Or, \quad V \sigma g > V \rho g

Or, \quad \sigma > \rho

*Thus a body sinks in a liquid if its density is greater than the density of the liquid. *

**Example –** An iron piece or a stone sinks in water.

### (B) When weight of body is equal to the upthrust ( W = U )

The weight of the body is just balanced by the upthrust. No net force acts on the body. The body floats in fully immersed condition.

W = U

Or, \quad V \sigma g = V \rho g

Or, \quad \sigma = \rho

**Example –** A drop of olive oil stands at rest anywhere in a mixture of equal quantities of water and alcohol because, the density of olive oil is equal to that of the mixture.

### (C) When weight of body is lower than upthrust ( W < U )

The *gravitational force* or weight of body, ( W ) is less than the upward force ( U ) . The body floats partly immersed in liquid. This is because, the body sinks only to the extent at which ( W = U ) .

Here, ( \sigma < \rho ) . The density of the floating body is less than the density of fluid.

**Example ****–** A piece of cork floats on water.

## Fraction of submerged volume

We know that, when weight of body is less than the weight of the liquid displaced the body floats partially submerged under the liquid surface.

Let –

- V = Volume of body.
- V' = Volume of submerged part of body.

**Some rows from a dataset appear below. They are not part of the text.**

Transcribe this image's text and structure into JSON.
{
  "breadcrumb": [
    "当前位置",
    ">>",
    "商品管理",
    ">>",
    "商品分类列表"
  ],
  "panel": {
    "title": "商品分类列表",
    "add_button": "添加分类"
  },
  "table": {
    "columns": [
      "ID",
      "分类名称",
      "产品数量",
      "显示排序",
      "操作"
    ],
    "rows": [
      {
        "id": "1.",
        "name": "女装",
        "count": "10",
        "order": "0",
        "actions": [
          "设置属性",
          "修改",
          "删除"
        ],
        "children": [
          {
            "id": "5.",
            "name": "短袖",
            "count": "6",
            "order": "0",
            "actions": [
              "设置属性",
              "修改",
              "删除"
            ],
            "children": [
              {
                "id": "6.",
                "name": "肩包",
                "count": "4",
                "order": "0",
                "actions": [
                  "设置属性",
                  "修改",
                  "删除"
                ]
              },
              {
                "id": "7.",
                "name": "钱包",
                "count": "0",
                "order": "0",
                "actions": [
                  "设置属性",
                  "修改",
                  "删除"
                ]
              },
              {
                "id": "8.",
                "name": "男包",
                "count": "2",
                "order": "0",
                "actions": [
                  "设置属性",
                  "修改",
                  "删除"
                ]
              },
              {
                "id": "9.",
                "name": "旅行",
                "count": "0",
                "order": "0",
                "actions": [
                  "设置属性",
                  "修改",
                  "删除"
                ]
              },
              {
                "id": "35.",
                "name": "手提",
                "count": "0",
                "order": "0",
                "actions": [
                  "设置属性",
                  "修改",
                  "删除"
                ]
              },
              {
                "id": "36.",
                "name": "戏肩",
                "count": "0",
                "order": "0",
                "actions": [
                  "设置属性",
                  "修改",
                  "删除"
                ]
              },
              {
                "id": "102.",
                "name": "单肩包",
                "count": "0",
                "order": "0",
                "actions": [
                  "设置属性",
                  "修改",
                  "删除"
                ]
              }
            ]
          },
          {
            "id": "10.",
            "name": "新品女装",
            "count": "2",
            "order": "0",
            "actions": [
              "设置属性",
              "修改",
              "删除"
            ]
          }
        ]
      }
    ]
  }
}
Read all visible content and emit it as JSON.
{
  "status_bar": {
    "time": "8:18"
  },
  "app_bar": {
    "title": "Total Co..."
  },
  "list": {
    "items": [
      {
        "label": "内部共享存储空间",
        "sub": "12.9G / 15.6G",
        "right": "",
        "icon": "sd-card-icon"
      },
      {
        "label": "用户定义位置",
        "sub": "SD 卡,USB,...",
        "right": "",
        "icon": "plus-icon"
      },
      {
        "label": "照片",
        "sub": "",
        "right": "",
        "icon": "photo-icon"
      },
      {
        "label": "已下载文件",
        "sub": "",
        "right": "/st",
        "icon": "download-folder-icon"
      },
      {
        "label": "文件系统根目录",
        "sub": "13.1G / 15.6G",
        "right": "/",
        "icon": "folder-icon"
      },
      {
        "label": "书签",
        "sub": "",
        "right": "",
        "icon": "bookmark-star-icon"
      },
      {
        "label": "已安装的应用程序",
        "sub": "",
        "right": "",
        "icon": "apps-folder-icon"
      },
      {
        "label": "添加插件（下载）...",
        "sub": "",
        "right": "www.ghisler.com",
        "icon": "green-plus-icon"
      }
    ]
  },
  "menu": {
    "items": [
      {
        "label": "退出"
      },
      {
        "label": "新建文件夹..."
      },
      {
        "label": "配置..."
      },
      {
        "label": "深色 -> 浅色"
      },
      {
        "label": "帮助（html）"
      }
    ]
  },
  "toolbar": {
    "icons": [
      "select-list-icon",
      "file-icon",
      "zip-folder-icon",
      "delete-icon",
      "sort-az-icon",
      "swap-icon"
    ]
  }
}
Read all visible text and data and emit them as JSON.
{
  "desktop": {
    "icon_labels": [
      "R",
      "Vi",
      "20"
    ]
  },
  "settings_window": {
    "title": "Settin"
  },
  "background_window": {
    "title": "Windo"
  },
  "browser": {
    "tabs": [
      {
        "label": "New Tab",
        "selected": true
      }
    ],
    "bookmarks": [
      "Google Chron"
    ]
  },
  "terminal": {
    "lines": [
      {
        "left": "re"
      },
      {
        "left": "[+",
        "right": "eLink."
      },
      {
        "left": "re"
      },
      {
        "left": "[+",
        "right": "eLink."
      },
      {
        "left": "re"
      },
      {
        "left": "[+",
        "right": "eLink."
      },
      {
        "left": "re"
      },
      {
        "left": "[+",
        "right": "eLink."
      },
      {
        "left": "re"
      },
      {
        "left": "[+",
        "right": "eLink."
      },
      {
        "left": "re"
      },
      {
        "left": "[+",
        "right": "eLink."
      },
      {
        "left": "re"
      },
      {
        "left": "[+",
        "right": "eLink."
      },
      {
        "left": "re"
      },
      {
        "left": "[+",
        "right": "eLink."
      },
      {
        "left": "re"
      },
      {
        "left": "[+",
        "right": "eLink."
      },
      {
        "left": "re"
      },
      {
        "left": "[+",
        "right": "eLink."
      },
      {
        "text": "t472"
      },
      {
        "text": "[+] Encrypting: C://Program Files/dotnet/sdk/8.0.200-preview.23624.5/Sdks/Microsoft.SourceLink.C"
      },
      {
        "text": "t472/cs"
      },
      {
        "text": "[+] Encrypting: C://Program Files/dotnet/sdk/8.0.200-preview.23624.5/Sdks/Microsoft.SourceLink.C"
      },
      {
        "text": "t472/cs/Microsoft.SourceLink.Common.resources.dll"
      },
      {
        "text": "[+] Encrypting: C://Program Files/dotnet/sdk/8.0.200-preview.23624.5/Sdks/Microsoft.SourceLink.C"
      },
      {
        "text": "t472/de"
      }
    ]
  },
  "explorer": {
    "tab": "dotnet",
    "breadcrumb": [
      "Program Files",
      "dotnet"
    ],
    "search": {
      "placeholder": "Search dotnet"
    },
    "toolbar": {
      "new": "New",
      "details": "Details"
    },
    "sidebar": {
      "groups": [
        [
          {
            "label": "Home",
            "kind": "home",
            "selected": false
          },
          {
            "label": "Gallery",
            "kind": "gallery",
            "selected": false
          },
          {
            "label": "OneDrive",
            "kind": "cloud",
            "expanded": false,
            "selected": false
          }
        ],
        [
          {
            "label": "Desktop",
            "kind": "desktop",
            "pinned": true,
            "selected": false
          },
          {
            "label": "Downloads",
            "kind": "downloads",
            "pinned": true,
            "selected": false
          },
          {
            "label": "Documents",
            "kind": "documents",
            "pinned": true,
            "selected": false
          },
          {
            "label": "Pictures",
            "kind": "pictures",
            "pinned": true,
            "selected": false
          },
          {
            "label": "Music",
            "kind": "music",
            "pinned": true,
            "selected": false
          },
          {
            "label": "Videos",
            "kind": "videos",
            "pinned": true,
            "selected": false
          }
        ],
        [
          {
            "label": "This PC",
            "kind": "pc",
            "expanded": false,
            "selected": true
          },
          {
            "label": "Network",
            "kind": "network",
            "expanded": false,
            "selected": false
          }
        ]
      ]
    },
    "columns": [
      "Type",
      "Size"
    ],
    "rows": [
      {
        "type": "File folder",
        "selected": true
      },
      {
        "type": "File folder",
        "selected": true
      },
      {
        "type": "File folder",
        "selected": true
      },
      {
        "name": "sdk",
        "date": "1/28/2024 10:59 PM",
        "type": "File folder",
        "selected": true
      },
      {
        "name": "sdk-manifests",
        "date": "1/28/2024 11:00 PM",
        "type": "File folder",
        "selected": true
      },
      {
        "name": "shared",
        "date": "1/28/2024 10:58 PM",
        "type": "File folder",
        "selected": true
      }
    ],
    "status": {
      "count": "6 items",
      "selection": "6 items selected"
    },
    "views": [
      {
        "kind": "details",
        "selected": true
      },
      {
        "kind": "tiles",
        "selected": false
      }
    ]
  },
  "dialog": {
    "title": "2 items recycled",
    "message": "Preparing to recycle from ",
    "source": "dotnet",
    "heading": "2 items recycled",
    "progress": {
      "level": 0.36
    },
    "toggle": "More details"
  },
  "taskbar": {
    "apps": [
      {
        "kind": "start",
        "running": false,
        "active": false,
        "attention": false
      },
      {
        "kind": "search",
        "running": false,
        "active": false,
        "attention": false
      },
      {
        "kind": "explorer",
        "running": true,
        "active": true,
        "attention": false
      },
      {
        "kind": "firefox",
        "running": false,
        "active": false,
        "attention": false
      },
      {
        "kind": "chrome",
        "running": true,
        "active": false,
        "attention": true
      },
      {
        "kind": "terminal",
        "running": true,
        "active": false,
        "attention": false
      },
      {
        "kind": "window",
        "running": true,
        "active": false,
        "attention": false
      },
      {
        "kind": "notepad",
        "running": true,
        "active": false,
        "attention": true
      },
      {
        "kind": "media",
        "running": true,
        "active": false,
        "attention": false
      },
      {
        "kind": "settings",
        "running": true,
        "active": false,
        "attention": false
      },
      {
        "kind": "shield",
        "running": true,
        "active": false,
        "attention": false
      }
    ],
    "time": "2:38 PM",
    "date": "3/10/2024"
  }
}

This volume is also called
.*wetted volume*

Then for *equilibrium* of body –

\text {Weight of the body} = \text {Weight of liquid displaced}

So, \quad V \sigma g = V' \rho g

Or, \quad \left (\frac {V'}{V} \right ) = \left (\frac {\sigma}{\rho} \right )

Hence, \quad \left ( \frac {\text {Volume of submerged part}}{\text {Total volume of body}} \right ) = \left ( \frac {\text {Density of body}}{\text {Density of liquid}} \right )

### Examples of floating bodies

- A ship is made of steel which is 8 times denser than water. But the interior of ship is made hollow by giving it a concave shape so that, it can displace much more water than its own weight. So the ship floats and can carry a lot of cargo due to buoyancy.
- Ice floats on water because the density of ice is less than that of water.
- Human body is slightly denser than water. An inflated rubber tube has low weight and large volume and increases the upthrust. It helps a person to float in water.
- A person can swim in sea water more easily than in river water. The density of sea water is more than that of river water and so it exerts a greater upthrust.
- The average density of a fish is slightly greater than water. Fishes have an anatomical attachment called swim bladder whose size they can adjust. With the help of this bladder, the fish is able to swim in water with ease.

See numerical problems based on this article.